This awkward fiction was created for the purpose of evading United States taxes, the indictment says.
High conviction rate
The government has not explained why Auffenberg is the only wealthy participant who has been charged. The indictment alleges he cycled about $11 million through Kapok in 2001 alone.
Other defendants include the alleged architects of the scheme, identified in the indictment as physician Peter Fagan and certified public accountant James Ferguson. Both are licensed in Texas.
Joe Kristan, a partner at the accounting firm Roth & Co. in Des Moines, Iowa, has studied and written extensively about tax shelters. He told Automotive News he isnt fully informed about the evidence in the Auffenberg case. But he said the governments conviction rate is pretty high in similar cases that allege payment of phony management fees to offshore companies to evade U.S. taxes.
One uncertainty in Auffenbergs case is the effect of holding the trial in the Virgin Islands. Kristan said a jury there might be more sympathetic than one in the United States because the islands have promoted themselves as a legal tax haven, and Kapok had business operations there.
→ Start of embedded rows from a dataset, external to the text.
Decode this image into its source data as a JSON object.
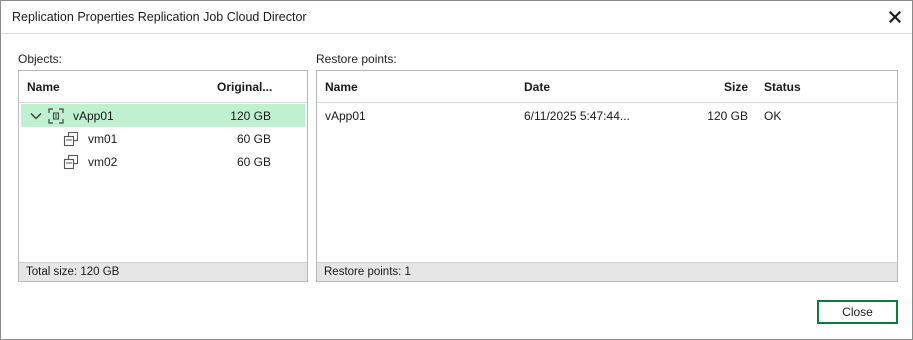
{
  "window": {
    "title": "Replication Properties Replication Job Cloud Director"
  },
  "objects": {
    "label": "Objects:",
    "columns": {
      "name": "Name",
      "original": "Original..."
    },
    "rows": [
      {
        "name": "vApp01",
        "size": "120 GB",
        "icon": "vapp-icon",
        "expanded": true,
        "selected": true
      },
      {
        "name": "vm01",
        "size": "60 GB",
        "icon": "vm-icon"
      },
      {
        "name": "vm02",
        "size": "60 GB",
        "icon": "vm-icon"
      }
    ],
    "footer": "Total size: 120 GB"
  },
  "restore_points": {
    "label": "Restore points:",
    "columns": {
      "name": "Name",
      "date": "Date",
      "size": "Size",
      "status": "Status"
    },
    "rows": [
      {
        "name": "vApp01",
        "date": "6/11/2025 5:47:44...",
        "size": "120 GB",
        "status": "OK"
      }
    ],
    "footer": "Restore points: 1"
  },
  "buttons": {
    "close": "Close"
  },
  "colors": {
    "selection": "#bff0d0",
    "accent": "#0f7b3a",
    "footer_bg": "#e6e6e6"
  }
}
While Auffenberg was chairman of AIADA, the group ousted longtime President Walter Huizenga. After selecting Marianne McInerney as Huizengas successor, AIADA went through a period of turmoil. McInerney left the association in 2006.